That day I drank my coffee hot and foamy instead of cold and dense. I sat and read and jotted some thoughts down on paper. I looked at my son and noticed his one-toothed smile and perfect little giggle.
I tell you all this because I’ve realized something lately: I’m usually too busy and distracted to notice the beauty all around me. Often, I have the living room blinds closed to keep the glare of the sun off the TV and I sit on the couch looking in at Netflix and housework instead of out at nature.

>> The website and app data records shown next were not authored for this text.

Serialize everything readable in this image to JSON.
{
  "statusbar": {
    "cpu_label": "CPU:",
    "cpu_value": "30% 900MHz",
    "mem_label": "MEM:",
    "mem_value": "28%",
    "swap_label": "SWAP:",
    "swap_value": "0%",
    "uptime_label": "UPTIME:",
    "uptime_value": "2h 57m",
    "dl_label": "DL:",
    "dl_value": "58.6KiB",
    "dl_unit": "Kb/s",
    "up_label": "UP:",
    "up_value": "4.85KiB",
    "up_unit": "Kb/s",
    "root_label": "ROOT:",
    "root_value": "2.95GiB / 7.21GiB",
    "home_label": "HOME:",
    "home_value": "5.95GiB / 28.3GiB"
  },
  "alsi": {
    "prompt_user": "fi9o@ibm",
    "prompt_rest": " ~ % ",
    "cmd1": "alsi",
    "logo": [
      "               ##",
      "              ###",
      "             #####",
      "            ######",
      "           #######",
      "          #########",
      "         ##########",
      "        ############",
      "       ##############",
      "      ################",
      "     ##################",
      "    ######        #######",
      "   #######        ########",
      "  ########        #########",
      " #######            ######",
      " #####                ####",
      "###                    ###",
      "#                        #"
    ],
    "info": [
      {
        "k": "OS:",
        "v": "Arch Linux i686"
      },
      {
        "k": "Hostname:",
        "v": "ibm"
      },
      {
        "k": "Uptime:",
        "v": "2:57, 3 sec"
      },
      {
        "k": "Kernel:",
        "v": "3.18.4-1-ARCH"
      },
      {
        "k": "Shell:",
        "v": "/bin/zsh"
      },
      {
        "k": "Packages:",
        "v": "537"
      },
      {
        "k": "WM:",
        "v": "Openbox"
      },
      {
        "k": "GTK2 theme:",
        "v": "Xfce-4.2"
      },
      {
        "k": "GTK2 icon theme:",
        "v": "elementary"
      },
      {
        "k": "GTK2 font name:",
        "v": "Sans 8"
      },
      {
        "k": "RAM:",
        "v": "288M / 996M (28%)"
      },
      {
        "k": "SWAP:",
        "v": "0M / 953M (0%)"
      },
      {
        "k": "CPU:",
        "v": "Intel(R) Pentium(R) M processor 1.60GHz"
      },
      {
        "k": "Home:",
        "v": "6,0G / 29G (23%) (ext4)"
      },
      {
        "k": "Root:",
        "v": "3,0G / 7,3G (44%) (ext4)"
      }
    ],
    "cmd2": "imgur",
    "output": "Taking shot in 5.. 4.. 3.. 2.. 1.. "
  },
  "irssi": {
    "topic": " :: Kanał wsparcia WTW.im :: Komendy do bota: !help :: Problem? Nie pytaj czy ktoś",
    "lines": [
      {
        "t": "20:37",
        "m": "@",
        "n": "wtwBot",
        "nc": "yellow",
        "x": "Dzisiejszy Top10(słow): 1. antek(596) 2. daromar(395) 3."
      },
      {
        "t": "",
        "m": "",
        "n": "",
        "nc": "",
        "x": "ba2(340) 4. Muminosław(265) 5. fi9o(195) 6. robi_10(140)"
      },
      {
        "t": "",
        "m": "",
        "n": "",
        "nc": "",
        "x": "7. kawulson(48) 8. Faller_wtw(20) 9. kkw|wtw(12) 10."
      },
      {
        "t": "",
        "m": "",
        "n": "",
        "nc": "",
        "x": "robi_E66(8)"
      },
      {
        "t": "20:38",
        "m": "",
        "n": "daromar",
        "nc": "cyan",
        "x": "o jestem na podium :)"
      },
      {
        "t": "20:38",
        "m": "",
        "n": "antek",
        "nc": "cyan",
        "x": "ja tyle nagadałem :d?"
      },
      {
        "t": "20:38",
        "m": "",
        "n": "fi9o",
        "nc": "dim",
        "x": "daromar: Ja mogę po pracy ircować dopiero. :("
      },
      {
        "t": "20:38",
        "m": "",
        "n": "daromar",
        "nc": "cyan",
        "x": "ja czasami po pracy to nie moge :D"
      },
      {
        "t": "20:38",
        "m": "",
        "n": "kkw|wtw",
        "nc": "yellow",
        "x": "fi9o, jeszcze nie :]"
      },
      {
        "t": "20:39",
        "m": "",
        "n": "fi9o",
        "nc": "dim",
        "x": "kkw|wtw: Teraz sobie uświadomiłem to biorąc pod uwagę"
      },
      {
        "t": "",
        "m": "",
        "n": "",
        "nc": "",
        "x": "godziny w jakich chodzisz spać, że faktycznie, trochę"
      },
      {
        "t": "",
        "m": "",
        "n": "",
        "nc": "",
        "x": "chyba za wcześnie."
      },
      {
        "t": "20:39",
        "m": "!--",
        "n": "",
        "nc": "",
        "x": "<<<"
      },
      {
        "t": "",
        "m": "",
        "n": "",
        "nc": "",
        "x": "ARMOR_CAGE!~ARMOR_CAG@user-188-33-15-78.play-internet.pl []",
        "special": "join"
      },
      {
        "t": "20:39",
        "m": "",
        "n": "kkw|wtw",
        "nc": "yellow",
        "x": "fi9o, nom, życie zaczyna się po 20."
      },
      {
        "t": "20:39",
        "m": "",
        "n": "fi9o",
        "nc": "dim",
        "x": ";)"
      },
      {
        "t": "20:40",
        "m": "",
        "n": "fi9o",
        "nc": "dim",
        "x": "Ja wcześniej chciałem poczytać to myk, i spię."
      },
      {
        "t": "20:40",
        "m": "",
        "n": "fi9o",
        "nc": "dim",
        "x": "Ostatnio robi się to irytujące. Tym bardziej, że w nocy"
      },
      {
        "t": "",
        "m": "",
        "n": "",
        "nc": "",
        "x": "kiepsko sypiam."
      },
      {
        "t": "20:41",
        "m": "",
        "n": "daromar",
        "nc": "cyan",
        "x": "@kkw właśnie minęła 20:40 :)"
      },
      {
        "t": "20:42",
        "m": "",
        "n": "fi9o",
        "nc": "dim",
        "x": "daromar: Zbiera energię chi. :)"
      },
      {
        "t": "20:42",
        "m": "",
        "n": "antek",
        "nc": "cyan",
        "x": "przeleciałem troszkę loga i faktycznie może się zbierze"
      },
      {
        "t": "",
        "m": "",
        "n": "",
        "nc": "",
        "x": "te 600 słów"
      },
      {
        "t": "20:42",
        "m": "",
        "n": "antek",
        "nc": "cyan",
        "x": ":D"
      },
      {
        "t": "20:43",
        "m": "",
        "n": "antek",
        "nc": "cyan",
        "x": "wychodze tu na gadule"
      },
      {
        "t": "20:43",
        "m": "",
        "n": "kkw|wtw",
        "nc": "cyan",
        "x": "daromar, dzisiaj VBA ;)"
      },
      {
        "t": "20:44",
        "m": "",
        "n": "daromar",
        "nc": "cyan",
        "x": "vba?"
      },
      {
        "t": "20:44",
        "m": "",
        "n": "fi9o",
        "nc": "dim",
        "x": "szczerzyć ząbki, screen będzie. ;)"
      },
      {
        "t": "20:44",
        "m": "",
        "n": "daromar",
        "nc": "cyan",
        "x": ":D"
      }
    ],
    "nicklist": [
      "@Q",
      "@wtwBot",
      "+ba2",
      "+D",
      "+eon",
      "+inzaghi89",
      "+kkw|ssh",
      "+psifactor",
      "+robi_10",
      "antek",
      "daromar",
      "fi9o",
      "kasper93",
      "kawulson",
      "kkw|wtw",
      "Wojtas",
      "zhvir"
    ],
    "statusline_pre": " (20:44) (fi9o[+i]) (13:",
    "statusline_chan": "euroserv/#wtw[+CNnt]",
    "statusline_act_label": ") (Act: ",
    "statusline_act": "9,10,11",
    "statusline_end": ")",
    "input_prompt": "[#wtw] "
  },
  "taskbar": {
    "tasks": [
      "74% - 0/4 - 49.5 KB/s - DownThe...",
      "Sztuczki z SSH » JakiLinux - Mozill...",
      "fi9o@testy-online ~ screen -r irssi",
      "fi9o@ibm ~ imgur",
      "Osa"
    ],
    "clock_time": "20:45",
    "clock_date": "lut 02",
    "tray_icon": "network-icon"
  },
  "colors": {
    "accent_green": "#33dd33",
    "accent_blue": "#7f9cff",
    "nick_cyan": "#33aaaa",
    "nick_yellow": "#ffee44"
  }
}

But that day was different. That day I decided to be still and quiet. I turned the TV off and put my phone down. I held my boy and lay there consciously watching the snow and clouds dance outside my window. I realized that I, more than anyone or anything else, set the tone in my home. I stay home full-time which means all day every day I am the one who determines how much TV, media, and noise is allowed in our house. And with that decision, I determine what my son is exposed to in the way of noise and distractions.

Already I’m an example to him and when I sit holding him with the TV on in the background while I scroll through endless feeds on my phone, I’m teaching him the art of distraction rather than of mindful concentration. I’m teaching him to fill his life with noise and motion rather than stillness and silence. What I do now is what I’m teaching him to do later.

If I want him to know how to sit still and play quietly, I need to show him by my actions how those things are done. If I want him to read and love stories, I need to read books myself and read to him. If I want him to love nature and spending more time playing outside than in, then I need to take him outside and show him what a beautifully intriguing world we live in. Just like I can’t eat junk food in front of him all day and expect him to love healthy food, so I can’t fill his environment with noise and distractions and expect him to want anything else.

10967813_10152645679501517_1705059145_n{Reading Anne of Green Gables together}

Sometimes the quiet drives me crazy when I’m home alone all day but I’m learning to be careful about my own need for noise and accidentally instilling that same need in my son. As a mom it’s my responsibility to teach and lead by example and that often means working on my own bad habits and growing myself into the same kind of person I would like my children to be; I can’t have expectations for them that I don’t live up to myself.

This is not just for my baby either; it’s benefited me as well. I’m enjoying the quiet and the peaceful feel our home has when it’s not filled with all the flashing lights and sounds of TV. I’m enjoying the things I notice and can concentrate on when I look away from my phone and at the world and people around me instead. I by no means think all TV and social media are bad, I’m just starting to recognize the ways I’m abusing good things and setting a bad example in the process. I’m learning to love the quiet and to live in that quiet rather than automatically drowning out my thoughts with background noise.

Good living takes discipline. It takes discipline and forethought to eat healthy meals. It takes discipline to sit down and read or to tap out words. It takes discipline to build strong, happy, healthy relationships. And I’m learning too that it takes discipline to manage the noise and distractions that come with our modern way of life, with cell phones and social media.

Every day I have a choice and an opportunity with the way I live, the home I build, the example I set. Each day is a new chance and building block but eventually those blocks add up from a foundation to a structure—so I must ask, what am I building today with this block? What will this house look like and how will I build and grow the people in it? It’s up to me, every day, one day at a time…and every single day and block counts towards the final structure.